Our runtime indicates that we've produced a bad value (specifically, 35)–it doesn't correspond to anything in our tagging scheme. So, OK–the compiler and the interpreter both end up producing errors on this program.

(+ 32 false)


Our interpreter, of course, still throws an exception. But our compiler does something pretty weird:

\$ compile_and_run "(+ 32 false)";;
"true"


Weird, right? It makes sense, though: since false is represented as 0b00011111 and 32 is represented as 0b10000000, false + 32 is 0b10011111, the runtime representation of true.

So: is this a bug in our compiler? Maybe not! (+ 32 false) isn't a valid program in the language supported by our compiler. There are lots of these invalid programs! Different ones result in different things:

• Programs like (hello csci1260) result in an exception at compile time
• Programs like (+ 1 false) result in a runtime error
• Programs like (+ 32 false) result in a strange value

The behavior of our compiler on these programs is undefined. We can error our at compile-time, error out at runtime, produce a reasonable-looking value, or anything else. Some real-world programming languages include undefined behavior as part of the language standard; for instance, dereferencing a null pointer in C is undefined.

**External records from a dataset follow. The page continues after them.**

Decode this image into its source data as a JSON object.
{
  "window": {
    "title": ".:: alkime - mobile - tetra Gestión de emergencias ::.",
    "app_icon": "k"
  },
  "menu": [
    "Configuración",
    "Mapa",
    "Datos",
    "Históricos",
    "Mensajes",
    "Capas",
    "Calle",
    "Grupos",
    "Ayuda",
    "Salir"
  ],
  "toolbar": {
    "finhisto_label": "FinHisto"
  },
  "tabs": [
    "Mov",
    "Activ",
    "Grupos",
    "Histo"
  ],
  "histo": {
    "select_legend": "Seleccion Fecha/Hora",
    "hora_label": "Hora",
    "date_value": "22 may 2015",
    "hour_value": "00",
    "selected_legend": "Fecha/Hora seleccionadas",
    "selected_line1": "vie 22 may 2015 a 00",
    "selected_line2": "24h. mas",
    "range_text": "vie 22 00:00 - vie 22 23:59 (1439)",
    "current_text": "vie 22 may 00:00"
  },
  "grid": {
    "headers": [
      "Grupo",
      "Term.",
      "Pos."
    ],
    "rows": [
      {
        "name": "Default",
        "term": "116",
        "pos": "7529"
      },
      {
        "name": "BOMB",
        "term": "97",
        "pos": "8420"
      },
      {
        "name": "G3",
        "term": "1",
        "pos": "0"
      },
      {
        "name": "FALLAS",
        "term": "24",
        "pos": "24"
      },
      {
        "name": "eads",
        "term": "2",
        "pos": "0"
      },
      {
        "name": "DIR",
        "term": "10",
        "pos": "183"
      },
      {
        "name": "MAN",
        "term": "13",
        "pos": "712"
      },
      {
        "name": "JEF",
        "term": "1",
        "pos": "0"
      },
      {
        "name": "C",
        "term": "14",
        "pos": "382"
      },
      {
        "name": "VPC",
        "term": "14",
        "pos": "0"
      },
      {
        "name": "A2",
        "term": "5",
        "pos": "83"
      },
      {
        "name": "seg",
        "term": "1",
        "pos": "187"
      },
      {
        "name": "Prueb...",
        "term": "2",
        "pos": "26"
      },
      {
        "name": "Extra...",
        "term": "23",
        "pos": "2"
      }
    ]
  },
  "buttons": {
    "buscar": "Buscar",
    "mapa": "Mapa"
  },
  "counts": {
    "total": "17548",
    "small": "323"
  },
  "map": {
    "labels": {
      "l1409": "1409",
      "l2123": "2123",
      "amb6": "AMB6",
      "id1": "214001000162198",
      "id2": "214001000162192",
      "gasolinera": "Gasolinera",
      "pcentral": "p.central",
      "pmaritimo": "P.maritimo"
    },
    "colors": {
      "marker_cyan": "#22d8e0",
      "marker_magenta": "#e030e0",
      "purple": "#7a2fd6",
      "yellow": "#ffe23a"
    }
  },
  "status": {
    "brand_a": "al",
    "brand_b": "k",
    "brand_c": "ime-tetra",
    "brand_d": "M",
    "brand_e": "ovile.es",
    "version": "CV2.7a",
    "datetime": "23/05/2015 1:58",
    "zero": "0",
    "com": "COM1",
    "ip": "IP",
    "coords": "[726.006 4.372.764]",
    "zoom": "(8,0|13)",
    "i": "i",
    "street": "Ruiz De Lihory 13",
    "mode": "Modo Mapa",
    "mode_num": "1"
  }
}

Many modern languages, however, eschew undefined behavior–as we have just seen, it's quite confusing for programmers! A reasonable specification for programs like (+ 1 true) is that they should result in errors. In a couple of weeks, we will see how to add error-handling to our compiler and get rid of this strange behavior. For now, we'll leave our compiler's behavior specified only on valid expressions.